Erma Ranieri (SA)
Office for the Public Sector (Department of the Premier and Cabinet)
Engaging employees was the catalyst for change in Erma Ranieri’s role with the South Australian public service. She recognises change does not come from the top down, and has built a grounding for reform at all levels of the public service. One of her biggest difficulties has been overcoming unconscious bias in organisations: “There is a paradigm that has been created – if we don’t break it we can’t represent women. If we don’t break the mould we will never advance.”
Her secret to success: Trust your judgement and seek advice from people that you not only trust but also those that would be your biggest critics. Be prepared to accept criticism and do something with it.
1. Trust yourself and trust what you believe in
2. Have confidence in what you believe in
3. Have lots of great people around you for support
4. Trust your judgement and trust others. But remember that trust is earned

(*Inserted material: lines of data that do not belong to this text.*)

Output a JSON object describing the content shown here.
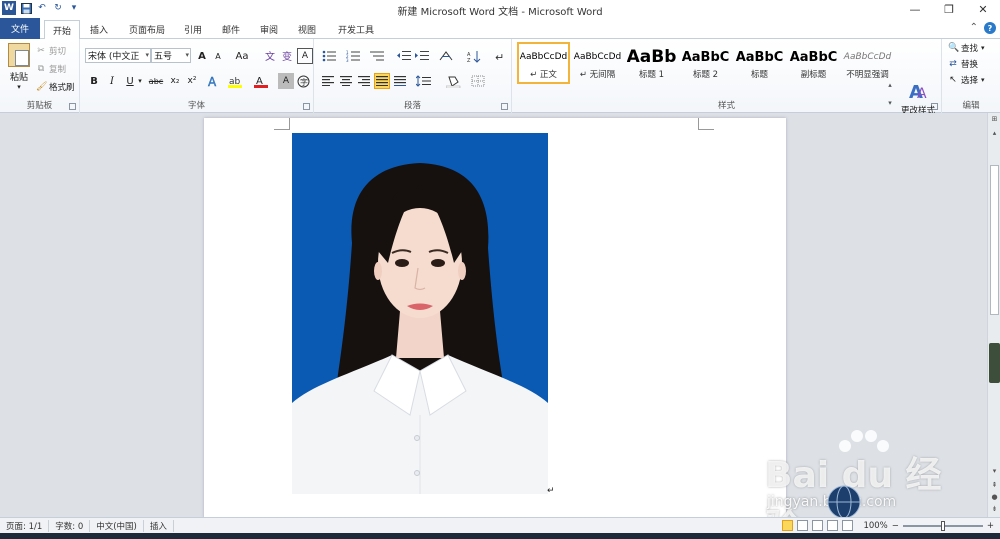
{
  "window": {
    "title": "新建 Microsoft Word 文档 - Microsoft Word",
    "minimize": "—",
    "restore": "❐",
    "close": "✕"
  },
  "qat": {
    "logo": "W",
    "save": "💾",
    "undo": "↶",
    "redo": "↻",
    "more": "▾"
  },
  "tabs": {
    "file": "文件",
    "items": [
      "开始",
      "插入",
      "页面布局",
      "引用",
      "邮件",
      "审阅",
      "视图",
      "开发工具"
    ],
    "active_index": 0,
    "collapse": "⌃",
    "help": "?"
  },
  "ribbon": {
    "clipboard": {
      "label": "剪贴板",
      "paste": "粘贴",
      "cut": "剪切",
      "copy": "复制",
      "format_painter": "格式刷"
    },
    "font": {
      "label": "字体",
      "font_name": "宋体 (中文正",
      "font_size": "五号",
      "grow": "A",
      "shrink": "A",
      "change_case": "Aa",
      "bold": "B",
      "italic": "I",
      "underline": "U",
      "strike": "abc",
      "subscript": "x₂",
      "superscript": "x²"
    },
    "paragraph": {
      "label": "段落"
    },
    "styles": {
      "label": "样式",
      "change_styles": "更改样式",
      "items": [
        {
          "sample": "AaBbCcDd",
          "name": "↵ 正文",
          "selected": true
        },
        {
          "sample": "AaBbCcDd",
          "name": "↵ 无间隔",
          "selected": false
        },
        {
          "sample": "AaBb",
          "name": "标题 1",
          "selected": false
        },
        {
          "sample": "AaBbC",
          "name": "标题 2",
          "selected": false
        },
        {
          "sample": "AaBbC",
          "name": "标题",
          "selected": false
        },
        {
          "sample": "AaBbC",
          "name": "副标题",
          "selected": false
        },
        {
          "sample": "AaBbCcDd",
          "name": "不明显强调",
          "selected": false
        }
      ]
    },
    "editing": {
      "label": "编辑",
      "find": "查找",
      "replace": "替换",
      "select": "选择"
    }
  },
  "statusbar": {
    "page": "页面: 1/1",
    "words": "字数: 0",
    "language": "中文(中国)",
    "mode": "插入",
    "zoom": "100%",
    "zoom_out": "−",
    "zoom_in": "+"
  },
  "watermark": {
    "brand": "Bai du 经验",
    "url": "jingyan.baidu.com"
  },
  "colors": {
    "accent": "#2b579a",
    "photo_bg": "#0a5ab3",
    "selected_style": "#f2b43b"
  }
}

5. Never expect someone to do something that you wouldn’t expect of yourself. Stay true to your values
6. Leadership is a personal journey – learn from your setbacks and the mistakes. Disruptions is the way things change

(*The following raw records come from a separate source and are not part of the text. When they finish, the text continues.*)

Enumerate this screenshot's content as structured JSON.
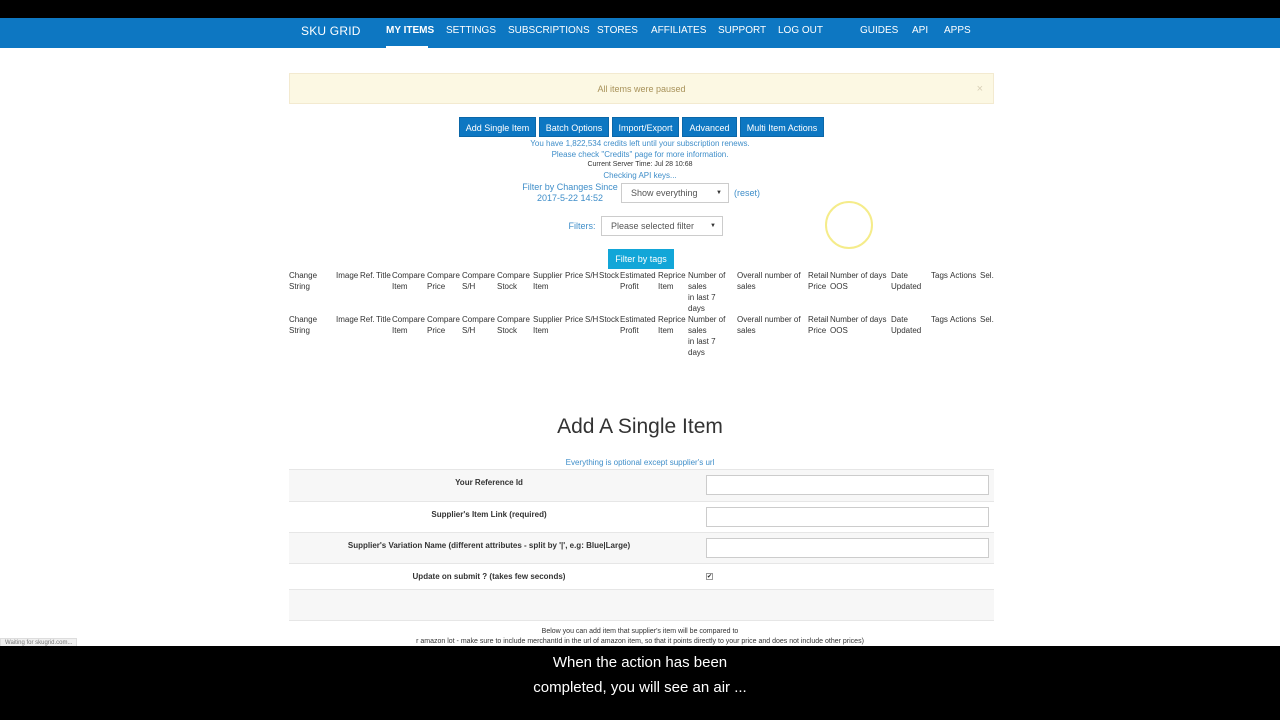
{
  "nav": {
    "brand": "SKU GRID",
    "items": [
      "MY ITEMS",
      "SETTINGS",
      "SUBSCRIPTIONS",
      "STORES",
      "AFFILIATES",
      "SUPPORT",
      "LOG OUT",
      "GUIDES",
      "API",
      "APPS"
    ]
  },
  "alert": {
    "text": "All items were paused",
    "close": "×"
  },
  "buttons": [
    "Add Single Item",
    "Batch Options",
    "Import/Export",
    "Advanced",
    "Multi Item Actions"
  ],
  "info": {
    "credits": "You have 1,822,534 credits left until your subscription renews.",
    "check": "Please check \"Credits\" page for more information.",
    "server_time": "Current Server Time: Jul 28 10:68",
    "api": "Checking API keys..."
  },
  "filter_changes": {
    "label_line1": "Filter by Changes Since",
    "label_line2": "2017-5-22 14:52",
    "selected": "Show everything",
    "reset": "(reset)"
  },
  "filters": {
    "label": "Filters:",
    "selected": "Please selected filter"
  },
  "filter_tags_button": "Filter by tags",
  "table_headers": [
    [
      "Change",
      "String"
    ],
    [
      "Image"
    ],
    [
      "Ref."
    ],
    [
      "Title"
    ],
    [
      "Compare",
      "Item"
    ],
    [
      "Compare",
      "Price"
    ],
    [
      "Compare",
      "S/H"
    ],
    [
      "Compare",
      "Stock"
    ],
    [
      "Supplier",
      "Item"
    ],
    [
      "Price"
    ],
    [
      "S/H"
    ],
    [
      "Stock"
    ],
    [
      "Estimated",
      "Profit"
    ],
    [
      "Reprice",
      "Item"
    ],
    [
      "Number of",
      "sales",
      "in last 7",
      "days"
    ],
    [
      "Overall number of",
      "sales"
    ],
    [
      "Retail",
      "Price"
    ],
    [
      "Number of days",
      "OOS"
    ],
    [
      "Date",
      "Updated"
    ],
    [
      "Tags"
    ],
    [
      "Actions"
    ],
    [
      "Sel."
    ]
  ],
  "add_item": {
    "title": "Add A Single Item",
    "subtitle": "Everything is optional except supplier's url",
    "fields": [
      "Your Reference Id",
      "Supplier's Item Link (required)",
      "Supplier's Variation Name (different attributes - split by '|', e.g: Blue|Large)",
      "Update on submit ? (takes few seconds)"
    ],
    "checkbox_mark": "✔",
    "note1": "Below you can add item that supplier's item will be compared to",
    "note2": "r amazon lot - make sure to include merchantId in the url of amazon item, so that it points directly to your price and does not include other prices)"
  },
  "status_bar": "Waiting for skugrid.com...",
  "caption": {
    "line1": "When the action has been",
    "line2": "completed, you will see an air ..."
  }
}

Samantha Kourtis (ACT)
Capital Chemist Charnwood
At 14, working in her local pharmacy, Samantha Kourtis found her vocation. After her degree and experience as a pharmacist, she went into management and then pharmacy ownership. Ms Kourtis says her biggest challenge has been overcoming “mother guilt”.
“My daughter’s teacher advised me to use my role to show her what is possible and help her realise that she can be a woman, have a job, be a wife, run a business and also be an amazing mum. That was the moment that I got over my guilt.”

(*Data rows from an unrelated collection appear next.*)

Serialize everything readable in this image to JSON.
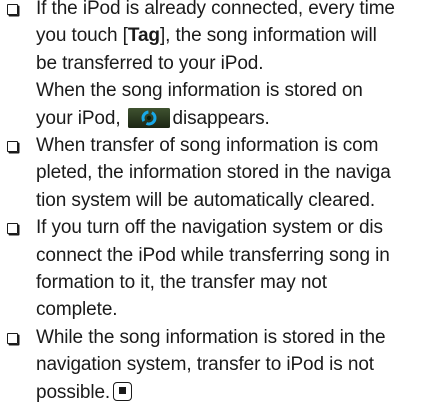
{
  "bullets": [
    {
      "segments": [
        "If the iPod is already connected, every time",
        "you touch [",
        "Tag",
        "], the song information will",
        "be transferred to your iPod.",
        "When the song information is stored on",
        "your iPod,",
        "disappears."
      ],
      "icon": "ipod-transfer-icon"
    },
    {
      "lines": [
        "When transfer of song information is com",
        "pleted, the information stored in the naviga",
        "tion system will be automatically cleared."
      ]
    },
    {
      "lines": [
        "If you turn off the navigation system or dis",
        "connect the iPod while transferring song in",
        "formation to it, the transfer may not",
        "complete."
      ]
    },
    {
      "lines": [
        "While the song information is stored in the",
        "navigation system, transfer to iPod is not",
        "possible."
      ],
      "end_mark": "end-of-section-icon"
    }
  ],
  "colors": {
    "text": "#1a1a1a",
    "icon_dark": "#2a3a1e",
    "icon_accent": "#18a8e8"
  }
}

Her secret to success: Surround yourself with people who celebrate you
1. Believe in yourself
2. Be courageous to know that it’s ok to believe in yourself
3. Find out what you love and do that as that will make you successful
4. Make champions out of your team members
5. Engage with your customers
6. Celebrate your success loudly
Donna Adams (TAS)
Donna Adams was the first woman to be appointed as an Assistant Commissioner in the 114-year history of Tasmania Police. Joining the force at 19, Ms Adams has worked for 26-years as a police officer and has been recognised with numerous awards including a Commissioner’s Commendation for her work in the aftermath of the devastating 1996 Port Arthur massacre.
Next she wants to see the women and men that she mentors in the Tasmanian police force achieve their own success.
Her secret to success: Make the most of your opportunities… Christine Nixon gave me this advice. Opportunities don’t come around that often and you need to grab them with both hands and show others what you are capable of.
1. Never take anything for granted
2. Set yourself goals – short, medium and long term, and develop a plan to achieve them
3. Never stop listening – listening is the easiest way to know what works, what doesn’t – you need that insight when you are making decisions that affect the community and your staff
4. Be prepared to give and receive honest feedback
5. Have someone that you trust that can be a voice of reason
6. Treat people with respect
7. Enjoy life
Julie Crisp (NT)
As a teen Julie Crisp aspired to become partner at a global professional service firm. She achieved that goal in 2008 becoming partner of Deloitte, and leading an evolution of the business. One challenge as head of the Assurance and Advisory division has been being a “jack-of-all-trades”, but she says she has found success by surrounding herself with good people.
She’s achieved her dream in the past nine weeks, becoming the first female Auditor-General in the Northern Territory.
Her secret to success: Stay true to yourself.
1. Authenticity – don’t be something that you are not
2. Challenge yourself to change. Resilience is one thing, but reformation is the key
3. Have confidence – no one knows you better than you
4. Be your own risk manager – just because someone tells you that you can’t do something doesn’t mean that you can’t
5. Work at what you love
6. Work with people you like working with. You need to be prepared to give it your best shot
7. It’s ok to shut up and listen sometimes